Your goal →
Among the records, which lines hold the word "title"? Pick them out.

━━━

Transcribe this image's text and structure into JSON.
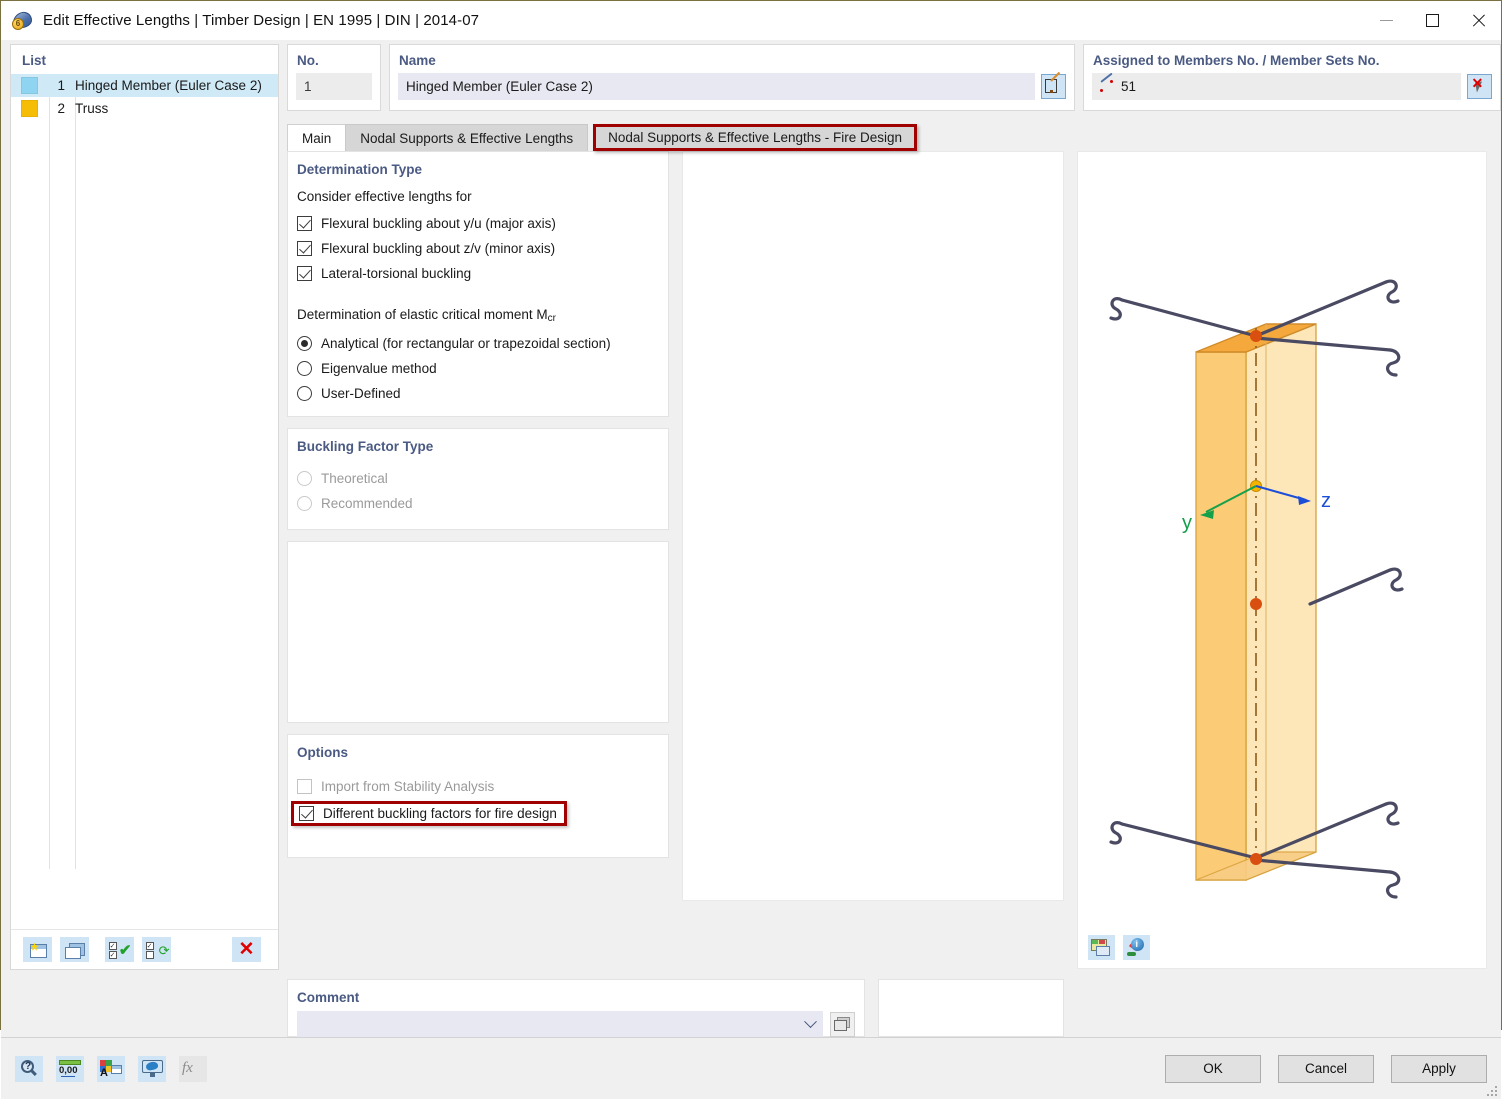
{
  "window": {
    "title": "Edit Effective Lengths | Timber Design | EN 1995 | DIN | 2014-07",
    "icon": "app-icon",
    "minimize": "–",
    "maximize": "□",
    "close": "×"
  },
  "list_panel": {
    "title": "List",
    "items": [
      {
        "num": "1",
        "label": "Hinged Member (Euler Case 2)",
        "color": "#8fd4f0",
        "selected": true
      },
      {
        "num": "2",
        "label": "Truss",
        "color": "#f6bd07",
        "selected": false
      }
    ],
    "toolbar": [
      {
        "name": "new-item-button",
        "icon": "new-window-icon"
      },
      {
        "name": "copy-item-button",
        "icon": "copy-window-icon"
      },
      {
        "name": "select-all-button",
        "icon": "checklist-check-icon"
      },
      {
        "name": "invert-selection-button",
        "icon": "checklist-swap-icon"
      },
      {
        "name": "delete-item-button",
        "icon": "red-x-icon",
        "glyph": "✕"
      }
    ]
  },
  "fields": {
    "no_label": "No.",
    "no_value": "1",
    "name_label": "Name",
    "name_value": "Hinged Member (Euler Case 2)",
    "name_edit_icon": "edit-pencil-icon",
    "assigned_label": "Assigned to Members No. / Member Sets No.",
    "assigned_value": "51",
    "assigned_member_icon": "member-icon",
    "assigned_pick_icon": "pick-cursor-icon"
  },
  "tabs": [
    {
      "label": "Main",
      "active": true,
      "highlighted": false
    },
    {
      "label": "Nodal Supports & Effective Lengths",
      "active": false,
      "highlighted": false
    },
    {
      "label": "Nodal Supports & Effective Lengths - Fire Design",
      "active": false,
      "highlighted": true
    }
  ],
  "determination_type": {
    "title": "Determination Type",
    "consider_label": "Consider effective lengths for",
    "checkboxes": [
      {
        "label": "Flexural buckling about y/u (major axis)",
        "checked": true,
        "disabled": false
      },
      {
        "label": "Flexural buckling about z/v (minor axis)",
        "checked": true,
        "disabled": false
      },
      {
        "label": "Lateral-torsional buckling",
        "checked": true,
        "disabled": false
      }
    ],
    "mcr_label_main": "Determination of elastic critical moment M",
    "mcr_label_sub": "cr",
    "radios": [
      {
        "label": "Analytical (for rectangular or trapezoidal section)",
        "selected": true,
        "disabled": false
      },
      {
        "label": "Eigenvalue method",
        "selected": false,
        "disabled": false
      },
      {
        "label": "User-Defined",
        "selected": false,
        "disabled": false
      }
    ]
  },
  "buckling_factor_type": {
    "title": "Buckling Factor Type",
    "radios": [
      {
        "label": "Theoretical",
        "selected": false,
        "disabled": true
      },
      {
        "label": "Recommended",
        "selected": false,
        "disabled": true
      }
    ]
  },
  "options": {
    "title": "Options",
    "checkboxes": [
      {
        "label": "Import from Stability Analysis",
        "checked": false,
        "disabled": true,
        "highlighted": false
      },
      {
        "label": "Different buckling factors for fire design",
        "checked": true,
        "disabled": false,
        "highlighted": true
      }
    ]
  },
  "comment": {
    "title": "Comment",
    "value": "",
    "placeholder": "",
    "dropdown_icon": "chevron-down-icon",
    "button_icon": "comment-template-icon"
  },
  "view3d": {
    "axis_y_label": "y",
    "axis_z_label": "z",
    "axis_y_color": "#15a04a",
    "axis_z_color": "#1d4ed8",
    "member_fill": "#fbd58b",
    "member_fill_light": "#fde6b6",
    "member_top": "#f5a93c",
    "member_stroke": "#c98b2c",
    "node_color": "#d94f10",
    "origin_color": "#f5b400",
    "support_color": "#4a4a63",
    "toolbar": [
      {
        "name": "render-settings-button",
        "icon": "render-table-icon"
      },
      {
        "name": "view-info-button",
        "icon": "info-pin-icon"
      }
    ]
  },
  "bottom_toolbar": [
    {
      "name": "help-button",
      "icon": "magnifier-help-icon",
      "disabled": false
    },
    {
      "name": "units-button",
      "icon": "decimal-units-icon",
      "label": "0,00",
      "disabled": false
    },
    {
      "name": "display-properties-button",
      "icon": "colors-a-icon",
      "disabled": false
    },
    {
      "name": "view-mode-button",
      "icon": "monitor-icon",
      "disabled": false
    },
    {
      "name": "formula-button",
      "icon": "fx-icon",
      "label": "fx",
      "disabled": true
    }
  ],
  "dialog_buttons": [
    {
      "label": "OK",
      "name": "ok-button"
    },
    {
      "label": "Cancel",
      "name": "cancel-button"
    },
    {
      "label": "Apply",
      "name": "apply-button"
    }
  ],
  "colors": {
    "accent_heading": "#4a5a82",
    "highlight_red": "#a00000",
    "selection_blue": "#cfe9f7",
    "field_gray": "#ececec",
    "field_lavender": "#e8e8f2"
  }
}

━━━

Solution to the problem →
    "title": "Edit Effective Lengths | Timber Design | EN 1995 | DIN | 2014-07",
    "title": "List",
    "title": "Determination Type",
    "title": "Buckling Factor Type",
    "title": "Options",
    "title": "Comment",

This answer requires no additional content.